There are two main ways to take out money from a corporation: salary and dividends.  

Both have advantages and disadvantages associated with them so let’s take a look.


If you take a salary from the corporation, the corporation will be able to deduct this amount from its income.

So if the corporation earns $50,000 and you take a salary of $50,000, the corporation’s net income is reduced to zero.

From your perspective, you include the salary in your personal income.

Having personal income can be advantageous for a number of reasons:

  • It increases your RRSP contribution room (assuming you’re under 71).
  • You’ll be paying into the Canada Pension Plan (CPP).
  • You’ll be able to take advantage of other personal tax credits you may have such as medical expenses, donations, child care tax credits, etc.

On the other hand, personal income is subject to the Canadian personal tax rates. You’ll be taxed on the full amount of whatever you take out of the corporation. In addition to the added tax, taking a salary from the corporation requires you to open a payroll account with the CRA, make remittances and submit a T4 information return. So there may be a little bit of added work involved here.

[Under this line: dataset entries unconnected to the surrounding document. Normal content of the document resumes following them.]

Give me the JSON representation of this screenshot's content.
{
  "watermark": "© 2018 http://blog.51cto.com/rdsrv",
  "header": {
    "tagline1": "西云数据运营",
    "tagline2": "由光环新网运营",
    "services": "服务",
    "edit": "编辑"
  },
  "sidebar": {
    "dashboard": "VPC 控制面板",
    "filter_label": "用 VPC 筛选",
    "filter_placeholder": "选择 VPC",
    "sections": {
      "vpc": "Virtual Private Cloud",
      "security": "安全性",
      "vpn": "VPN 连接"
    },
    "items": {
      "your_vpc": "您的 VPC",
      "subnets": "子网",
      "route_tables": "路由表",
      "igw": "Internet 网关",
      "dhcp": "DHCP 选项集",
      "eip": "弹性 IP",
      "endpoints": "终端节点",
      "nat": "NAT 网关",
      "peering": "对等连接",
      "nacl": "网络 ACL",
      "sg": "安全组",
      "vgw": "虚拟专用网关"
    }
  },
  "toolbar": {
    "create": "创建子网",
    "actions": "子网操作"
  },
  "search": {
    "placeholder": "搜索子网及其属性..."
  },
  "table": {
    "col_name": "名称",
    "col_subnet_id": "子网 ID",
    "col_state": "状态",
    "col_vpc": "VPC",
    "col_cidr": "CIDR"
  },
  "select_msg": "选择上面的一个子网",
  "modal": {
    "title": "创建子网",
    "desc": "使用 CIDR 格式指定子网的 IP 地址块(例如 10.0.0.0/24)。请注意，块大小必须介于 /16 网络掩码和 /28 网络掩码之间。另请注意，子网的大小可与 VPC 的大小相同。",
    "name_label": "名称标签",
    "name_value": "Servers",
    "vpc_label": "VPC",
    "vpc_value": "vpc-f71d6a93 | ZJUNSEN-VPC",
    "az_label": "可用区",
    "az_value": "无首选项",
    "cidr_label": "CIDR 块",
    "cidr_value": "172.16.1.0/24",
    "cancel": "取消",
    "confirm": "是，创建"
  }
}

If you take a dividend from the corporation, the corporation does not get to deduct this amount from its income.

So if the corporation earns $50,000 and you take out a dividend of $50,000, you’ll still have to pay corporate tax on the full $50,000.

To compensate for this, the CRA taxes dividends at a much more favourable rate. You can essentially take out almost $50,000 of dividends without paying virtually any tax (assuming you have no other sources of income).

Taking a dividend from the corporation is also less involved than salary as you’ll just have to record it in the corporate minute book and file a T5 information return. So no need to worry about opening a payroll account or making proper deductions.

Though by taking only a dividend, you won’t have any personal income.

That means you won’t be paying into CPP, be able to increase your RRSP contribution room, or be able to deduct certain personal tax credits on your personal tax return.

Of course, you don’t have to choose between taking out your money as only salary or dividends – a combination of both may be best.

So how do you know what mix of salary and dividends is right for your business?

Naturally, there is no “right mix” of salary or dividends that will work for every business.

Since each person’s tax situation is unique, the right mix of salary and dividends is going to depend on a number of factors that will differ across the board.

What’s true is that by doing the right tax planning, deciding on an optimal combination of salary and dividends can save you some significant tax dollars. Talk to your tax professional to make sure you’re taking full advantage of the options available to you.